I’ve worked on at least 4 projects with Matthew over the last 8 years or so. I enjoy his sincere enthusiasm, honest criticism and good natured ribbing. He’s a joy to work with.
Did you have all 12 of your tracks more or less written before you entered the studio, or was Matthew also quite helpful in contributing some musical ideas during the process?
Most of the stuff is pretty much written and arranged, but on “The Fog” we felt like something was missing so we added a long interlude and Matthew went nuts on some spaced out drums and really helped the song come together and gave it some dimension.
Paul, what do you see as most important when it comes to the sound of Dust City Opera? Is it the music itself, the messages and themes within, or a bit of both? It sounds like there is a lot of fun being had, musically and lyrically, so my apologies if this is a tough one to answer!
It’s important for me to first find a compelling concept, which can either be suggested by some chords or come from a phrase I heard or thought of, or a joke, or something intended in jest that sounds dark when taken seriously. And then it’s just a matter of fleshing it out with lyrics and some contrasting sections and then maybe trying some different keys to find where my voice is gonna sound the coolest and then bringing the band in to create some lush scenery.
What made you all choose to release “It” as the first single off of “Alien Summer”? I can imagine that you must all be so impatient and eager to finally release this full album!
I think “An Okay Way to Go” was the first song from this album that we put out, but I’m not sure we even knew what the album was gonna be yet. I think it was just a matter of putting out what we had when we had it and then after the difficulty of getting through the pandemic with a toddler and a newborn deciding it was time to get our shit together and get some more songs done. Very excited to get this one out and get working on the next one
Paul, when writing, how much is influenced by artists and music that you enjoy? Is it something you actively think about, or is it a more subconscious urge to write something a certain way?
There are a couple artists that are hugely influential and in different ways. One, in particular, has a big influence on my lyrics and stories, another on the instrumental textures and arrangements, and another on my vocal tone. So it’s those aesthetics I’m drawing on or that are coloring my decisions as I’m creating something. Occasionally a word or two or a few notes from another song fall in and I leave it there as sort of an easter egg or a nod to the artist.
When I reached the end of “Alien Summer”, I was quite simply impressed with how many musical ideas you packed into it! I’d love to know, are there any tracks you created for this album, but ultimately decided to leave off of it?

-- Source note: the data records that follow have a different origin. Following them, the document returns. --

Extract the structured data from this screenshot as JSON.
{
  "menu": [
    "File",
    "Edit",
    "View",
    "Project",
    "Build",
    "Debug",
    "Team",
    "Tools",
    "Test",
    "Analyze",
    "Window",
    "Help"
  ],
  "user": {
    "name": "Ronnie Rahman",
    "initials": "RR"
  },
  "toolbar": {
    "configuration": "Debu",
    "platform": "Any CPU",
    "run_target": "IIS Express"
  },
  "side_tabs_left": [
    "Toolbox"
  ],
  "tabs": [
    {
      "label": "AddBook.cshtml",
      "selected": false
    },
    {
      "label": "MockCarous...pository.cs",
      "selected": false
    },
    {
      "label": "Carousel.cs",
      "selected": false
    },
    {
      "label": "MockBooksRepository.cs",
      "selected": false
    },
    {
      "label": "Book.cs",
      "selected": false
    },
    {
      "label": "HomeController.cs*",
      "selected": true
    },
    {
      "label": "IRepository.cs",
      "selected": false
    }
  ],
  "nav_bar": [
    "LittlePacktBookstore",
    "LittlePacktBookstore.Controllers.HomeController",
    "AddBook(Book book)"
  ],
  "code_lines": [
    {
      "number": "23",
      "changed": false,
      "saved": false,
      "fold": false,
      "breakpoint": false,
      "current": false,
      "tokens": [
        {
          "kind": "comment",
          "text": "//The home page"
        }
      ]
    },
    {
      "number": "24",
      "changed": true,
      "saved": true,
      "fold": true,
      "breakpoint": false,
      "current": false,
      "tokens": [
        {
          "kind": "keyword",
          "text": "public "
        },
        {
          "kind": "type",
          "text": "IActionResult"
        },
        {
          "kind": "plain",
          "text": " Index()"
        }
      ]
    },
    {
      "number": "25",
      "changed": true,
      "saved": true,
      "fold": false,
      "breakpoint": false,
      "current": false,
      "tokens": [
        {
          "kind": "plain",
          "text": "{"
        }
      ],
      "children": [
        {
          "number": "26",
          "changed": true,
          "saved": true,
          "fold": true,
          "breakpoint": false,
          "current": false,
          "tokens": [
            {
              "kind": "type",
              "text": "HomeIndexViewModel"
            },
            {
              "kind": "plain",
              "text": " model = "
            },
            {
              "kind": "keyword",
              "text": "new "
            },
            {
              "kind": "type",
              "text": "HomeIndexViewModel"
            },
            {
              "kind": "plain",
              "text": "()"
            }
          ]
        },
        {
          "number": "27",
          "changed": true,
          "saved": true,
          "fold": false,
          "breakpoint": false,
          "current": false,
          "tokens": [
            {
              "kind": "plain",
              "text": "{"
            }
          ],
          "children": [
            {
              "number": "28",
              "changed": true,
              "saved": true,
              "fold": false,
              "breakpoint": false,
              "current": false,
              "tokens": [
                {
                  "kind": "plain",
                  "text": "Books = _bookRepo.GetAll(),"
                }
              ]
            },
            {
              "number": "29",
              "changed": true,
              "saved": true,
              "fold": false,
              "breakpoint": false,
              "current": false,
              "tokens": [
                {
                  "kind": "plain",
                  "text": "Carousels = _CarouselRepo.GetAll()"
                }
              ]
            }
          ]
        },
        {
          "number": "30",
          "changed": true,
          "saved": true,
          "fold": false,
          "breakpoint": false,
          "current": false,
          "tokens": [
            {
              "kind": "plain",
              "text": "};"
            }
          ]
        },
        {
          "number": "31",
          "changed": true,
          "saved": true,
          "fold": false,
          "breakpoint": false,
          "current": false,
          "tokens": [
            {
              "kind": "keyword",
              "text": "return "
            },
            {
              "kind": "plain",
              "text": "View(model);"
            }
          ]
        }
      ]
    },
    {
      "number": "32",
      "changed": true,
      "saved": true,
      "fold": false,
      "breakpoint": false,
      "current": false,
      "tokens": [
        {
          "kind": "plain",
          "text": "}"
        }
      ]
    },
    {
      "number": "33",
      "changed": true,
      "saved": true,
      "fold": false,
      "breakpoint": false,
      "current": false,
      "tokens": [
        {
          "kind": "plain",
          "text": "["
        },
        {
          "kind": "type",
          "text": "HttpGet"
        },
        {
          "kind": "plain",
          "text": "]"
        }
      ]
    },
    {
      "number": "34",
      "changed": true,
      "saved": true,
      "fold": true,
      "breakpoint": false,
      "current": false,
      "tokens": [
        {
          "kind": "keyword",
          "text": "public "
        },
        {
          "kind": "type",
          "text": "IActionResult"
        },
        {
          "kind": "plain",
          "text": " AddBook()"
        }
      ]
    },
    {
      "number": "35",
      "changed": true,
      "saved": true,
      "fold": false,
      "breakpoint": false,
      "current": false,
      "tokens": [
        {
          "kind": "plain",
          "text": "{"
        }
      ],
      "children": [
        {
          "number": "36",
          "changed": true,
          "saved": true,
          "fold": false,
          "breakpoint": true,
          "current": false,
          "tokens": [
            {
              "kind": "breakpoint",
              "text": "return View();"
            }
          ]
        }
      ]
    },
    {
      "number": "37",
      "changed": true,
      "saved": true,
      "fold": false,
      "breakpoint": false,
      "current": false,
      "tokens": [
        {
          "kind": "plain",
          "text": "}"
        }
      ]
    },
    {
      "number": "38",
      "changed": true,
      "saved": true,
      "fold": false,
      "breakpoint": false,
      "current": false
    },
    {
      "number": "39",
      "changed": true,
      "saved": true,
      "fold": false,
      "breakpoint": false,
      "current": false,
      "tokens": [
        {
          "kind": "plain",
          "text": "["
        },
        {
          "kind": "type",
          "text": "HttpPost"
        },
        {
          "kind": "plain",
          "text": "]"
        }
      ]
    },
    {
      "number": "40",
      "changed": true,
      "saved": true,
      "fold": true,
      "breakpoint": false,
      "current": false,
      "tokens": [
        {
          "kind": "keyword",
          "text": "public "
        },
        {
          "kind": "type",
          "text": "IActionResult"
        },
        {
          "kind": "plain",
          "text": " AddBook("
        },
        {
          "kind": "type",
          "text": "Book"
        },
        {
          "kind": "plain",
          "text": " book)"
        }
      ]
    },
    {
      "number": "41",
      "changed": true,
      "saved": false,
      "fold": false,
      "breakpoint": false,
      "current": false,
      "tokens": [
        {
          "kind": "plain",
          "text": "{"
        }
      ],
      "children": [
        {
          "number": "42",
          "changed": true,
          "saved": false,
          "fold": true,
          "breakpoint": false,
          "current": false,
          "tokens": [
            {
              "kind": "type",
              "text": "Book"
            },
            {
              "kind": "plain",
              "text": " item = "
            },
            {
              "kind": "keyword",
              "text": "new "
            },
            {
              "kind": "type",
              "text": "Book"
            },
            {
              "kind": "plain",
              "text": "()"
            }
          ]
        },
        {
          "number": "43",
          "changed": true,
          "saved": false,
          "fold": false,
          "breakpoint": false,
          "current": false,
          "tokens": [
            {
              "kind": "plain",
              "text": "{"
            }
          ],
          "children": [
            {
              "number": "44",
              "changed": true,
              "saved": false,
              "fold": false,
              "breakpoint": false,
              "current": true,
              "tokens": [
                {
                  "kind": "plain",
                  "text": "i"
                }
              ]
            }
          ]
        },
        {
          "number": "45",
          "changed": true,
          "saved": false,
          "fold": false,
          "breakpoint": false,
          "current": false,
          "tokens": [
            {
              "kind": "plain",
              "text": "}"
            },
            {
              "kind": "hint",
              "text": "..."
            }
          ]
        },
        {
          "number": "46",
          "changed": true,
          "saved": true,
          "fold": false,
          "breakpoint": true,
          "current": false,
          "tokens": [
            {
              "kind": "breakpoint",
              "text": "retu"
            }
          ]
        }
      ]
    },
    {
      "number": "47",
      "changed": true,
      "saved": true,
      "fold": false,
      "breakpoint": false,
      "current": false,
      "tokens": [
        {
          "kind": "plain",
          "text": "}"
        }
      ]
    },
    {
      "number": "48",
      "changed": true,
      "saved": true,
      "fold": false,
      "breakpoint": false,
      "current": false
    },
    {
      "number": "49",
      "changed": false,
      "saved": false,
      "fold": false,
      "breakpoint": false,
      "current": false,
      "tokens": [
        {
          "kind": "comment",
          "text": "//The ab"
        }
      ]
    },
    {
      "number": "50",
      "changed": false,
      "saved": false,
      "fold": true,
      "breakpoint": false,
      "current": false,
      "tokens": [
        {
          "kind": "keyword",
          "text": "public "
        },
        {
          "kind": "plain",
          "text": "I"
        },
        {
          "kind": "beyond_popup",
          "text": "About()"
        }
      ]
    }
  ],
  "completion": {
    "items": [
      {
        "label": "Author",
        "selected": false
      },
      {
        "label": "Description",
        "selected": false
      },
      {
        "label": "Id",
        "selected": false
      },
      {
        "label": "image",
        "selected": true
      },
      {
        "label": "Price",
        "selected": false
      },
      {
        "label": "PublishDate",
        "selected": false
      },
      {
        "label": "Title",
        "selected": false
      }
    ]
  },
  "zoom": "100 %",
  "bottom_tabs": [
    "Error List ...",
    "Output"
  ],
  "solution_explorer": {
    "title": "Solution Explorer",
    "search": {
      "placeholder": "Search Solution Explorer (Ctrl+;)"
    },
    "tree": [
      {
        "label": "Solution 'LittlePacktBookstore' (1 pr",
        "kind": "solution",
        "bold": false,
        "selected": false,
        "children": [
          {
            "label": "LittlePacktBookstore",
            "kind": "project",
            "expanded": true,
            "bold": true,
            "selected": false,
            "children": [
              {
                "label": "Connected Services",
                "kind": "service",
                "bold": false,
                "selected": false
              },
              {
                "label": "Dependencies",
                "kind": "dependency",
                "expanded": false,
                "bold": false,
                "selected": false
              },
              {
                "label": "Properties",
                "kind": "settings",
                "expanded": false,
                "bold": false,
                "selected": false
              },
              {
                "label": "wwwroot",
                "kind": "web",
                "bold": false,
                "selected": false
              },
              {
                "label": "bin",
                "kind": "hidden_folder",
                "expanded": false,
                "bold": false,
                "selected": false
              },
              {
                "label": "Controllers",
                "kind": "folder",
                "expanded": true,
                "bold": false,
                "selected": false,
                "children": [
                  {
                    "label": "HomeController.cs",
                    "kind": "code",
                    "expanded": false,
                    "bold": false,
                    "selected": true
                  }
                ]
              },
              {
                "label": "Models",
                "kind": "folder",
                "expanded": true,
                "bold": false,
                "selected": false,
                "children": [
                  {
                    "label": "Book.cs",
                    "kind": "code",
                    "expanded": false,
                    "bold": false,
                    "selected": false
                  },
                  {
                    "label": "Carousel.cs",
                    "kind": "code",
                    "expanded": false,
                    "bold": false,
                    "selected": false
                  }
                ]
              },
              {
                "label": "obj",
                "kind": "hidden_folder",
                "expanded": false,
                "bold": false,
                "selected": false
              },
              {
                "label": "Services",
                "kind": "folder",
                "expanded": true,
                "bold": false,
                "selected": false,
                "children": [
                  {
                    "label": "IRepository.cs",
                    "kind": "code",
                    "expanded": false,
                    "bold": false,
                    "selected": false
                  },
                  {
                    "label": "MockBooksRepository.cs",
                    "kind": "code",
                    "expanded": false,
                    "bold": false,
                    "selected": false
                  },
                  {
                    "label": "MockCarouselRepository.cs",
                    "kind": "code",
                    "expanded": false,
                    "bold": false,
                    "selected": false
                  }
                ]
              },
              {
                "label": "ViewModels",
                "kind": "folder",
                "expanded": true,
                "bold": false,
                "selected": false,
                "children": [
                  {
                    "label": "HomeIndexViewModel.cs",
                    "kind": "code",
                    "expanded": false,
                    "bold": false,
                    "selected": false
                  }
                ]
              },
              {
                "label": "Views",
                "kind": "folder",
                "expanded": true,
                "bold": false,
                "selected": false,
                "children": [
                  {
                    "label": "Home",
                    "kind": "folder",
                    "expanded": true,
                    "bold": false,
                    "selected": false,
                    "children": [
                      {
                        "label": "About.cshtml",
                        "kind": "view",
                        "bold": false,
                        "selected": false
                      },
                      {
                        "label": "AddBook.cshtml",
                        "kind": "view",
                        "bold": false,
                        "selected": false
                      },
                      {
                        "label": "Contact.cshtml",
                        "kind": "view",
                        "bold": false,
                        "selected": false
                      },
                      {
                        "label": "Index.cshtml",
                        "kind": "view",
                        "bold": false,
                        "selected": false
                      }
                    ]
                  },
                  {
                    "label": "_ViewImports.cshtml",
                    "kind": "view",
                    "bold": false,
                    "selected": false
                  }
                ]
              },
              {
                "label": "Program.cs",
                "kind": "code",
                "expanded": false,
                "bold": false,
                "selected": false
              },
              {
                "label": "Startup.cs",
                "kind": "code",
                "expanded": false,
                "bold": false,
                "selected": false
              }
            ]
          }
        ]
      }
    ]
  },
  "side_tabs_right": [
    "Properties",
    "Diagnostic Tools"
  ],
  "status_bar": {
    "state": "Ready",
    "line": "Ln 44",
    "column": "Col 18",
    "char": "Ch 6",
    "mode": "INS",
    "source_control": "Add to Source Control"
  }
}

Thanks! There aren’t any finished tracks floating around that aren’t on the album. In fact, we were gonna put it out with 10 and that didn’t feel like enough so I put together “Love of Mine” and “You’ll Be Okay” and we pushed the release back a bit to get those on it and I think “Love of Mine” might be my favorite now. I’ve always been kind of a stingy writer, preferring to write just enough to feel complete rather than create reams and reams of stuff to chop down.
As the world looks to a less pandemic-centric future, and we see live music hopefully return to its former glory, who are some artists or bands you’d love to share the stage with? Are there any festivals you’d love to be a part of?
Yes! We’ve always had this grand goal of touring with CAKE. It feels like a natural fit for us and our manager Sydney has been in touch with their manager Tommy so, who knows? Maybe that’s in our future. We’d love to play with The Handsome Family–anytime. We’re right up the street!
As far as festivals go, we have our eyes set on those that make space for emerging artists like SXSW, Treefort, and Timber Music Fest. We’ve seen some friends break into the national consciousness after hitting these festivals and we’re eager for the same opportunity, pandemic-willing.
“Alien Summer” is available to pre-save on DSPs and pre-order on CD and vinyl at this location.